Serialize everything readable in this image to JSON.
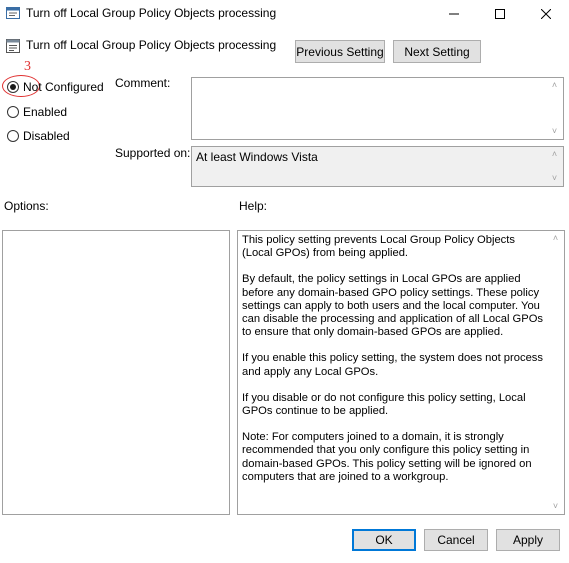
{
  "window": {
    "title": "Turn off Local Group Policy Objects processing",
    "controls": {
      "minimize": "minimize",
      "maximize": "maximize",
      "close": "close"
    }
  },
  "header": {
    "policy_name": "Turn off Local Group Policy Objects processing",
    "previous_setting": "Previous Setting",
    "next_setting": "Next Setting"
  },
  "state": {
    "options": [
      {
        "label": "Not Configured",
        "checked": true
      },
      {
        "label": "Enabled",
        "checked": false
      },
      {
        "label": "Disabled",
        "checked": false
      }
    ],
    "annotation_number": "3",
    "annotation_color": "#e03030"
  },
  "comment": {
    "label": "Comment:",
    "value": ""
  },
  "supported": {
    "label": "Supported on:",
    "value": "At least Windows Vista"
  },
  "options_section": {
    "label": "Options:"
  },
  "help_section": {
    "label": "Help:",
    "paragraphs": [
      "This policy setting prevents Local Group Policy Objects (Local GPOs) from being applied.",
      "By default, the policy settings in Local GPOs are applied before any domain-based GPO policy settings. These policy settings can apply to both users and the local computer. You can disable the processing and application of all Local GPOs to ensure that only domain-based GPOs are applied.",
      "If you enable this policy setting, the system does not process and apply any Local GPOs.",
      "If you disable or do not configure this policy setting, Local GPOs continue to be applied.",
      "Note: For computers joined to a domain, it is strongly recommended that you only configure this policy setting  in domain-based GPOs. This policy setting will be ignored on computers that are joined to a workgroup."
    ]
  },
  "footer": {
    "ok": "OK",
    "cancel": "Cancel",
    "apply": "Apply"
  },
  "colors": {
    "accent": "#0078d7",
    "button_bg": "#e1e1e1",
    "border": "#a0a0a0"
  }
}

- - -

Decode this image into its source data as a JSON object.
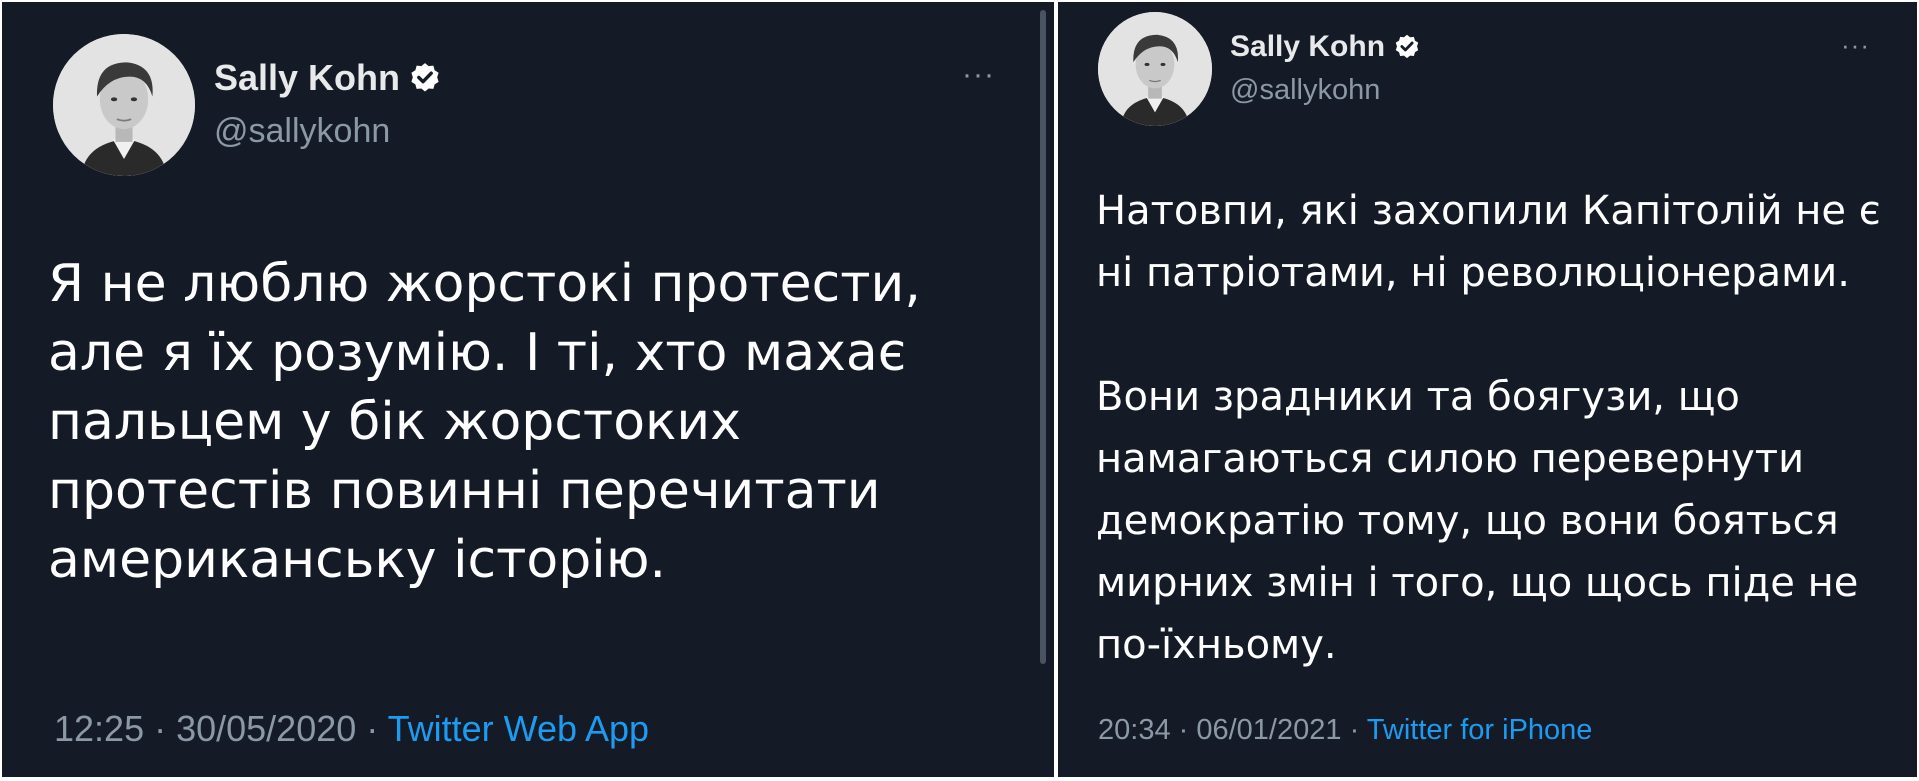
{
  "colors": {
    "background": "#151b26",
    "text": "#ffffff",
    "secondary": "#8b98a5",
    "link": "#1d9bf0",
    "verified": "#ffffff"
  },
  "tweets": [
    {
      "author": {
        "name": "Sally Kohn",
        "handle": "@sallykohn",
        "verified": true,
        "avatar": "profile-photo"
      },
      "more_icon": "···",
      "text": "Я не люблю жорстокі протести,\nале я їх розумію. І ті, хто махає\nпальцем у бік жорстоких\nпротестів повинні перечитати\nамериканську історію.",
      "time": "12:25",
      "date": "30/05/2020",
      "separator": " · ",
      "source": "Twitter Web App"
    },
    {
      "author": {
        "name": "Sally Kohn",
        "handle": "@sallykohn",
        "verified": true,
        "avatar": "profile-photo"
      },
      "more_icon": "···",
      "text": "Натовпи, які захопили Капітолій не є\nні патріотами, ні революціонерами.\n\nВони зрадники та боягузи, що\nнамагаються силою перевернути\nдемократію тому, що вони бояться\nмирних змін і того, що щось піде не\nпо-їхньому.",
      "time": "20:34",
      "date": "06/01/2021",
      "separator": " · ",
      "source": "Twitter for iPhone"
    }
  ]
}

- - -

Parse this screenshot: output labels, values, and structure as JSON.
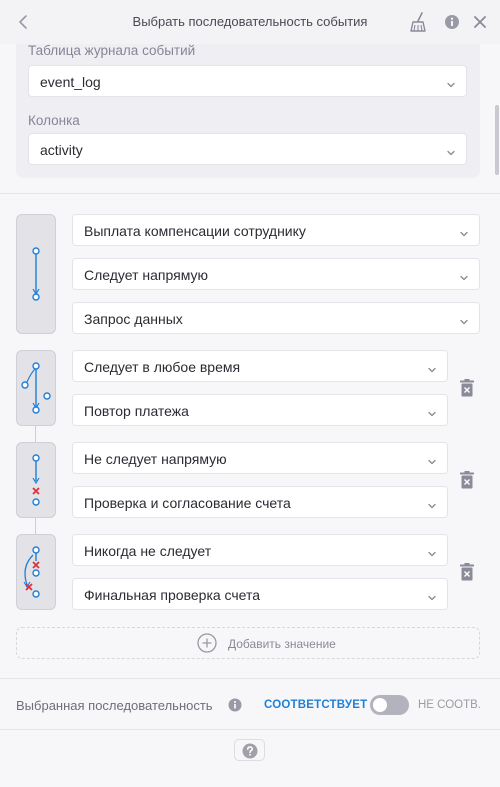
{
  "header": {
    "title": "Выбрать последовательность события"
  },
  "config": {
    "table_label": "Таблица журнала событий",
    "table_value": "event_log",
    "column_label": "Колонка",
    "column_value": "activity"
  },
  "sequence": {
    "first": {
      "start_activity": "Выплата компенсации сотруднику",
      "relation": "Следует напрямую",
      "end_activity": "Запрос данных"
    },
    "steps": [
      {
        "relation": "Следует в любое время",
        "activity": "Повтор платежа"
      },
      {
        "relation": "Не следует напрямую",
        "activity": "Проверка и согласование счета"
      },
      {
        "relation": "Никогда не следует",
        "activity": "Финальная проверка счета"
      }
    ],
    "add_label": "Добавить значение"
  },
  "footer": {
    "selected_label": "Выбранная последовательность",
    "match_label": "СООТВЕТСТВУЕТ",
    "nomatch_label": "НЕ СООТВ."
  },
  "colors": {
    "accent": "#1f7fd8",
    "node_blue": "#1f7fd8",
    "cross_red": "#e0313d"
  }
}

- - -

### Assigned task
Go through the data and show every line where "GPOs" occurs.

### Answer box
      "This policy setting prevents Local Group Policy Objects (Local GPOs) from being applied.",
      "By default, the policy settings in Local GPOs are applied before any domain-based GPO policy settings. These policy settings can apply to both users and the local computer. You can disable the processing and application of all Local GPOs to ensure that only domain-based GPOs are applied.",
      "If you enable this policy setting, the system does not process and apply any Local GPOs.",
      "If you disable or do not configure this policy setting, Local GPOs continue to be applied.",
      "Note: For computers joined to a domain, it is strongly recommended that you only configure this policy setting  in domain-based GPOs. This policy setting will be ignored on computers that are joined to a workgroup."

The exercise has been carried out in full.